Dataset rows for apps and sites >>

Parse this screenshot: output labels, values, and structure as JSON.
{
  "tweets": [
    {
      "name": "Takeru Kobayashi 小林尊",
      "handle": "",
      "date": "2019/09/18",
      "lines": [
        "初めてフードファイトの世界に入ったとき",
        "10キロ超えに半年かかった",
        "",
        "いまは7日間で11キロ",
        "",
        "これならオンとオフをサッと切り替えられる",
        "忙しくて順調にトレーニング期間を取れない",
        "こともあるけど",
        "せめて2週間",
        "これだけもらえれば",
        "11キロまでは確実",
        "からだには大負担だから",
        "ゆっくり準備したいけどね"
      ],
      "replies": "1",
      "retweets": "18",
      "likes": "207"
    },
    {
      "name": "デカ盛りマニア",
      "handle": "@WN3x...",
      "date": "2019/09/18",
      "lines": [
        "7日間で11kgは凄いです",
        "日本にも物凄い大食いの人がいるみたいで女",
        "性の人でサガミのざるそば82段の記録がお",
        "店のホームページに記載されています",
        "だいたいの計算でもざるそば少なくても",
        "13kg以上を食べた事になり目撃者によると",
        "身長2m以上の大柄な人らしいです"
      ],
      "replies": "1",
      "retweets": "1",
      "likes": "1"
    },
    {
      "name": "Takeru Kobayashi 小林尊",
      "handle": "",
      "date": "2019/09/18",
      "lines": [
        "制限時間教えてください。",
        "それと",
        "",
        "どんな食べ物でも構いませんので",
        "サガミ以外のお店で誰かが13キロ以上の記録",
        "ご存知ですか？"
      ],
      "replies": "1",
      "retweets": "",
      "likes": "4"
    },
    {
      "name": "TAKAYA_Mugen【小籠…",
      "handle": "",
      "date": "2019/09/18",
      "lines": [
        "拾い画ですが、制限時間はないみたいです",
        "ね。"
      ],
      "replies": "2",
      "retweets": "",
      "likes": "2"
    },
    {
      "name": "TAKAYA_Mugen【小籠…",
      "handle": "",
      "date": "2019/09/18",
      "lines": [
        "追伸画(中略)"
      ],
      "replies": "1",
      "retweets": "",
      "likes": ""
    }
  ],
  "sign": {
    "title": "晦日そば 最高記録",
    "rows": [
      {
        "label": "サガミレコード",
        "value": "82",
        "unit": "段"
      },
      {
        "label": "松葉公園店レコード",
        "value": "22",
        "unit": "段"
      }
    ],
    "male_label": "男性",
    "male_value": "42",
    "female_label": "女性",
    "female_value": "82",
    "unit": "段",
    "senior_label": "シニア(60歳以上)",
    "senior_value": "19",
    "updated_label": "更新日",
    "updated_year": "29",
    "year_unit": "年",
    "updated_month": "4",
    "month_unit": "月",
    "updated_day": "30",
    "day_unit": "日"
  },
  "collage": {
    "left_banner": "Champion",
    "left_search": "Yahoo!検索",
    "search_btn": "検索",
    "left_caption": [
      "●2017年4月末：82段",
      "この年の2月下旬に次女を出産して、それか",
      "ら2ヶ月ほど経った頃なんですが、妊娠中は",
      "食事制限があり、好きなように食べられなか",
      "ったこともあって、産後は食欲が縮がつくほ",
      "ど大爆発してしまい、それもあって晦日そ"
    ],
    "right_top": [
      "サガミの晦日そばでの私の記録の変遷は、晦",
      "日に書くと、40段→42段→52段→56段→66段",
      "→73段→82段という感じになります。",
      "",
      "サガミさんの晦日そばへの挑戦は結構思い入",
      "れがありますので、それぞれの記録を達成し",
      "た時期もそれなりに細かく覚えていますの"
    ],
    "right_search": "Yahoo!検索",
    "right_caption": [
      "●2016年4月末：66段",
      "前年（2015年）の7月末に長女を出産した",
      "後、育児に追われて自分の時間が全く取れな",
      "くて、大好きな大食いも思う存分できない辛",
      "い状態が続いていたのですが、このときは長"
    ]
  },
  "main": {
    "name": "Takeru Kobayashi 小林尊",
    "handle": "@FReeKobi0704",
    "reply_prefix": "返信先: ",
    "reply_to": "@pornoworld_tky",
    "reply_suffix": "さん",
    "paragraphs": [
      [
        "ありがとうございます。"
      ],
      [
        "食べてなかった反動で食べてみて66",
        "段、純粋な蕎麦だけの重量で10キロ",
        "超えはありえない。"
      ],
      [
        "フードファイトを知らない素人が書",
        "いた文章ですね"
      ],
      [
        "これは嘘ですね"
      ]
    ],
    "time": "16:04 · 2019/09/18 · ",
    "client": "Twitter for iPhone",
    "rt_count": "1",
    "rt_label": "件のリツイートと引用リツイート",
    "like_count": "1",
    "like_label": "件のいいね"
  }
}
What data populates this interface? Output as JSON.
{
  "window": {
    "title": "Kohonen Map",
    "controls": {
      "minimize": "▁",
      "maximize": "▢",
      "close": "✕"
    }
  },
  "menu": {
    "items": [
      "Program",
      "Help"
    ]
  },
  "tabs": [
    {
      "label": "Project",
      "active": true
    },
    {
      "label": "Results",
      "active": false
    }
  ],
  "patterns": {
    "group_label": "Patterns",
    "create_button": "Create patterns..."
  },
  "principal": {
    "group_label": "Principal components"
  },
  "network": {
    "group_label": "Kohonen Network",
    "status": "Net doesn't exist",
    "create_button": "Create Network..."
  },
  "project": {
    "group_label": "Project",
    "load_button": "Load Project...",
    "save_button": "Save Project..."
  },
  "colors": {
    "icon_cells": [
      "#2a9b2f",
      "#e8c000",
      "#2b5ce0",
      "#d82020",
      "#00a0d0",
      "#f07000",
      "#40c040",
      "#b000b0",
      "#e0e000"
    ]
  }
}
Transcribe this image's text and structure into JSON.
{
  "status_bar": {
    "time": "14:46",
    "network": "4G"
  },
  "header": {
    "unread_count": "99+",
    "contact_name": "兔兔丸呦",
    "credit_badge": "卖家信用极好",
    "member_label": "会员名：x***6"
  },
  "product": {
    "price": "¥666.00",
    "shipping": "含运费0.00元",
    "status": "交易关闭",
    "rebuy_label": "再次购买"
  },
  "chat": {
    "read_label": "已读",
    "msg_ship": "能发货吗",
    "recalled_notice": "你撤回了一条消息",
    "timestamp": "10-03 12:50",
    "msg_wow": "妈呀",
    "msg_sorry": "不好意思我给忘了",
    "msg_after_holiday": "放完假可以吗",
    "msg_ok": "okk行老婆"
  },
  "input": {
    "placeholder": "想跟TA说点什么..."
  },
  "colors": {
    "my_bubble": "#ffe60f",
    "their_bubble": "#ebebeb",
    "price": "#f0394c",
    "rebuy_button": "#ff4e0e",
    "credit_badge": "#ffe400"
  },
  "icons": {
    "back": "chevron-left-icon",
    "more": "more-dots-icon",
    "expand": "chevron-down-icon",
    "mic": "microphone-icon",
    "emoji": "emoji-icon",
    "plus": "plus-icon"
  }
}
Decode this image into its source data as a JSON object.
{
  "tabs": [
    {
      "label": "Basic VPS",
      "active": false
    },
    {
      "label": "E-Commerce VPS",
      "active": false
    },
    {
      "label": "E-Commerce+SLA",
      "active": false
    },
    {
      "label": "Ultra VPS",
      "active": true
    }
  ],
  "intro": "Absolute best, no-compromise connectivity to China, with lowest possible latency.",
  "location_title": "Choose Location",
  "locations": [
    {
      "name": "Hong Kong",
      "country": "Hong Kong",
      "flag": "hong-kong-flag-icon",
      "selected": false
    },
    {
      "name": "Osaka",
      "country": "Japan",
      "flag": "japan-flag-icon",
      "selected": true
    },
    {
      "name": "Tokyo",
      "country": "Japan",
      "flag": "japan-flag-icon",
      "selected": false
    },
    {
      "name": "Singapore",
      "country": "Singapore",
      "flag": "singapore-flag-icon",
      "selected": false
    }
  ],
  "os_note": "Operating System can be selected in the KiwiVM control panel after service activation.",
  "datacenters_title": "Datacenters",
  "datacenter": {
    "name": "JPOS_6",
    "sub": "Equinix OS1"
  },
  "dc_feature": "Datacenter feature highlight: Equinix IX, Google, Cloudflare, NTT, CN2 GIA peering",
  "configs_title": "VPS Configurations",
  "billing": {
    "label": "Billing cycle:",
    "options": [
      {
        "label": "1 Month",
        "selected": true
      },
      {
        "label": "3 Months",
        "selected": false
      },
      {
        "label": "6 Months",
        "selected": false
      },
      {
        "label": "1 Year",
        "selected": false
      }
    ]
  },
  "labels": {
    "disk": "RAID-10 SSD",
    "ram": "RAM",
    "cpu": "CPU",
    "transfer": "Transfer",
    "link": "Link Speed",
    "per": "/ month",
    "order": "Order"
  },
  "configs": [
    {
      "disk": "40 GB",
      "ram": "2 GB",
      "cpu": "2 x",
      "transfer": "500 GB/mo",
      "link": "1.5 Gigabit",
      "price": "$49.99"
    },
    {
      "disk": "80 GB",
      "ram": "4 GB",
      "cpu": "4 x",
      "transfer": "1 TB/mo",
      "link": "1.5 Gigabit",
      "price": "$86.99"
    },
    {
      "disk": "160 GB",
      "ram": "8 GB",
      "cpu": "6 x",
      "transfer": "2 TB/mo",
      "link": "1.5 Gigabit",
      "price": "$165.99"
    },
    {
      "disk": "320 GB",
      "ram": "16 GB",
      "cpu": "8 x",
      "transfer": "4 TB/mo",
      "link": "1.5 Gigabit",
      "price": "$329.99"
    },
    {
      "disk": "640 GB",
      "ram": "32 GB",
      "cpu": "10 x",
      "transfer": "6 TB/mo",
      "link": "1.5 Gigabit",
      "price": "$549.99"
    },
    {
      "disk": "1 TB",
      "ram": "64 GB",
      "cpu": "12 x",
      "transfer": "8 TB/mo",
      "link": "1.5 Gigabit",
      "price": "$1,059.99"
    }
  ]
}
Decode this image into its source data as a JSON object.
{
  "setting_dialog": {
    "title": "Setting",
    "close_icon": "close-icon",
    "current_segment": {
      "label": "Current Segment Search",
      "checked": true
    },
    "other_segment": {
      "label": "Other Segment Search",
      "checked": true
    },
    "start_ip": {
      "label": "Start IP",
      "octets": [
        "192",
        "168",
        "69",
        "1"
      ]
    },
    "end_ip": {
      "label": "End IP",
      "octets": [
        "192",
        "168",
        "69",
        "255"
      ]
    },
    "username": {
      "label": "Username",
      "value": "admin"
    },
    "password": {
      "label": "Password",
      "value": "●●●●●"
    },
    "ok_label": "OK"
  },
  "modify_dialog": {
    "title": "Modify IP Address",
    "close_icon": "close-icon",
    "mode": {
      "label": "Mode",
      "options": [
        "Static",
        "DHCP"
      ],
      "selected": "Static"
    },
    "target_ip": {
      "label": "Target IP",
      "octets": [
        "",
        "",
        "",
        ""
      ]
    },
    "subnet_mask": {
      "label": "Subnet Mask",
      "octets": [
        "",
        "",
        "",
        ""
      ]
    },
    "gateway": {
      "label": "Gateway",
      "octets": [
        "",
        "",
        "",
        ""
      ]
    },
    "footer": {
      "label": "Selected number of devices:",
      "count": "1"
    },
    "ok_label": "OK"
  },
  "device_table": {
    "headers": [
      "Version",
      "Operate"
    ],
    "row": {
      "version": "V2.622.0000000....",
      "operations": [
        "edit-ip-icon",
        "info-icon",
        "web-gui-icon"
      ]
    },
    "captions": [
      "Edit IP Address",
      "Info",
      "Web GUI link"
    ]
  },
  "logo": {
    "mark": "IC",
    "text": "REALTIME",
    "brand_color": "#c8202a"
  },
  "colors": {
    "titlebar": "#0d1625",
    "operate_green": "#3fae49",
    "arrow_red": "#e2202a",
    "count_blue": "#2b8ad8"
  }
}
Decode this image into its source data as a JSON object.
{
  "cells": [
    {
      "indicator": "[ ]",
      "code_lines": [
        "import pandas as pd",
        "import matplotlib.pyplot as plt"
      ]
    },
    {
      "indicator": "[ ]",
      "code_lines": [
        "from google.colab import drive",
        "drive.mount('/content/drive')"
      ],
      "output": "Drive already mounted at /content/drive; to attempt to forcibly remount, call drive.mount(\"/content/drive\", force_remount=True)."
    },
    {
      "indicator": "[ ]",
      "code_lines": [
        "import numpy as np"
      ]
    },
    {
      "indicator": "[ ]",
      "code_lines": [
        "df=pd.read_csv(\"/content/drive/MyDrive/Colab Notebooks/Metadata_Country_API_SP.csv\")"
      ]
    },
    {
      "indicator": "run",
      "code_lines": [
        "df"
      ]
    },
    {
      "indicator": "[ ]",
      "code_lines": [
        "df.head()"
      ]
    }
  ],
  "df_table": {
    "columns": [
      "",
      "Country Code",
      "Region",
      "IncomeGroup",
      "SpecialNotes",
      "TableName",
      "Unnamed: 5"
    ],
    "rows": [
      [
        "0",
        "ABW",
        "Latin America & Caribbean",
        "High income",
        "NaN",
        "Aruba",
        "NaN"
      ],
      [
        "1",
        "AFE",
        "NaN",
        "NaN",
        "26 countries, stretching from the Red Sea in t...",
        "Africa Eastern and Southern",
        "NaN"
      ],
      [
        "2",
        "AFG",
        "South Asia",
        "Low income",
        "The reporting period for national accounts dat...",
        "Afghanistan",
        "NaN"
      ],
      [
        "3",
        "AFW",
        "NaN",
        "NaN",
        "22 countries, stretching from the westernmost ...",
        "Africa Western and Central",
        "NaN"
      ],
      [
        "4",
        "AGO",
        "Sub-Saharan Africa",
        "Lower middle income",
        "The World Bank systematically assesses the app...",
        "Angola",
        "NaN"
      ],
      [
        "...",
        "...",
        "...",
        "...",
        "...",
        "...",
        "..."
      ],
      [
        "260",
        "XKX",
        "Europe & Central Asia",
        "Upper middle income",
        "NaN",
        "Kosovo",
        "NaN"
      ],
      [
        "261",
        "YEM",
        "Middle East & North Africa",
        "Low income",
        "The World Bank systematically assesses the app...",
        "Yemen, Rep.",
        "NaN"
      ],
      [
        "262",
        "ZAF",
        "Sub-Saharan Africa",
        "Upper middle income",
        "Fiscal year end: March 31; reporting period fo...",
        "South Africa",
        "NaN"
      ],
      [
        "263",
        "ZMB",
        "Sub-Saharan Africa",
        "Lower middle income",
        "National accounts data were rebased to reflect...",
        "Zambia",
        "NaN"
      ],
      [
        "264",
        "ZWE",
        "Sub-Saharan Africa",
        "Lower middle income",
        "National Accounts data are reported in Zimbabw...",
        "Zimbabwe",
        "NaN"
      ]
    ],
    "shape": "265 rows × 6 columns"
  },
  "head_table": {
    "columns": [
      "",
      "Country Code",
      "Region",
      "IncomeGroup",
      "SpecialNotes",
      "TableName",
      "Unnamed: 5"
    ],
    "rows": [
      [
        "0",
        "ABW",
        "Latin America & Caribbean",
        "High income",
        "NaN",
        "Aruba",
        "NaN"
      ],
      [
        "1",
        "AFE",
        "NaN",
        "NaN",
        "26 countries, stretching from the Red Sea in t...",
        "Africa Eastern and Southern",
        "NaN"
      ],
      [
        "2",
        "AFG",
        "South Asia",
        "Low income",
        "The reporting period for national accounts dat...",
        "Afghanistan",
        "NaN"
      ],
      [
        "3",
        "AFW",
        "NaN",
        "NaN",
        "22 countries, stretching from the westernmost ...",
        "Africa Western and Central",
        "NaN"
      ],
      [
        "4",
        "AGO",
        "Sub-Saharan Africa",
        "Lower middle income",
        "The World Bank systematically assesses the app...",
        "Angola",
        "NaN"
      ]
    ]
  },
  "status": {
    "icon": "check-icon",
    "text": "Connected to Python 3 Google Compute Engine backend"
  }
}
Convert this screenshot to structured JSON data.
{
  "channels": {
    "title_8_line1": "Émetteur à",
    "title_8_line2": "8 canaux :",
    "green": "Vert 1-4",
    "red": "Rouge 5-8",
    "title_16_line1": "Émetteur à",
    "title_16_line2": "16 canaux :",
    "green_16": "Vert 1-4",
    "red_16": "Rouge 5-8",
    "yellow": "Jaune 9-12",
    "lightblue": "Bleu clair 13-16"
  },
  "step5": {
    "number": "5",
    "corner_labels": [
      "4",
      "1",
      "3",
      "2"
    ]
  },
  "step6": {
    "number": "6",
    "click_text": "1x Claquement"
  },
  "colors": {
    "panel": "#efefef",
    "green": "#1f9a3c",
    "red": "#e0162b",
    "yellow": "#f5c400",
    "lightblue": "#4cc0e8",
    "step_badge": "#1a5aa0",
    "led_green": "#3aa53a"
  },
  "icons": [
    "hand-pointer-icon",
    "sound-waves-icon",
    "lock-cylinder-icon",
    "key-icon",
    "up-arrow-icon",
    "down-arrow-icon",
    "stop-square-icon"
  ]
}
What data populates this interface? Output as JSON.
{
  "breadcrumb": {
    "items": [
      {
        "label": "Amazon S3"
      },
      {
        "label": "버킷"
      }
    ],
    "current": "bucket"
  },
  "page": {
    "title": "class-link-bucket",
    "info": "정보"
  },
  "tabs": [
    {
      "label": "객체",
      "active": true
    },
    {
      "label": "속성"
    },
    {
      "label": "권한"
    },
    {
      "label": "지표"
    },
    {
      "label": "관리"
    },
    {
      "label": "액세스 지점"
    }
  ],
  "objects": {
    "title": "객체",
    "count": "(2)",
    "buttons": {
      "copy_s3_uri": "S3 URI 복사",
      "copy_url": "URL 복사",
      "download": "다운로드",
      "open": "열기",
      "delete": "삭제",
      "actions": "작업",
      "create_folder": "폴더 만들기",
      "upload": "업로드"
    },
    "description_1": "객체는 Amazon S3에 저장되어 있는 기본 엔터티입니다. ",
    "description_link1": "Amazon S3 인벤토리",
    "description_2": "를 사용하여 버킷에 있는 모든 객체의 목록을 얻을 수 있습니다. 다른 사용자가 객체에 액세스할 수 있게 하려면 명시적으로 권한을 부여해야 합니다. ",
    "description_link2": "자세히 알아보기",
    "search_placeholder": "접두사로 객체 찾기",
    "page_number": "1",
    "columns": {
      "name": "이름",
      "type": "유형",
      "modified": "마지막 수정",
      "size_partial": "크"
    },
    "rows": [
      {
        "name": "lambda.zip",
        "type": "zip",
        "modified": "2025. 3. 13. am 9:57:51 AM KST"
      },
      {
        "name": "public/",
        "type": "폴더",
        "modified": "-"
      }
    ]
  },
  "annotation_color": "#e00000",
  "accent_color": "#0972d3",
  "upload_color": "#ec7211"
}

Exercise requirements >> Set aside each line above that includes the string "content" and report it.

Task answer >>
        "drive.mount('/content/drive')"
      "output": "Drive already mounted at /content/drive; to attempt to forcibly remount, call drive.mount(\"/content/drive\", force_remount=True)."
        "df=pd.read_csv(\"/content/drive/MyDrive/Colab Notebooks/Metadata_Country_API_SP.csv\")"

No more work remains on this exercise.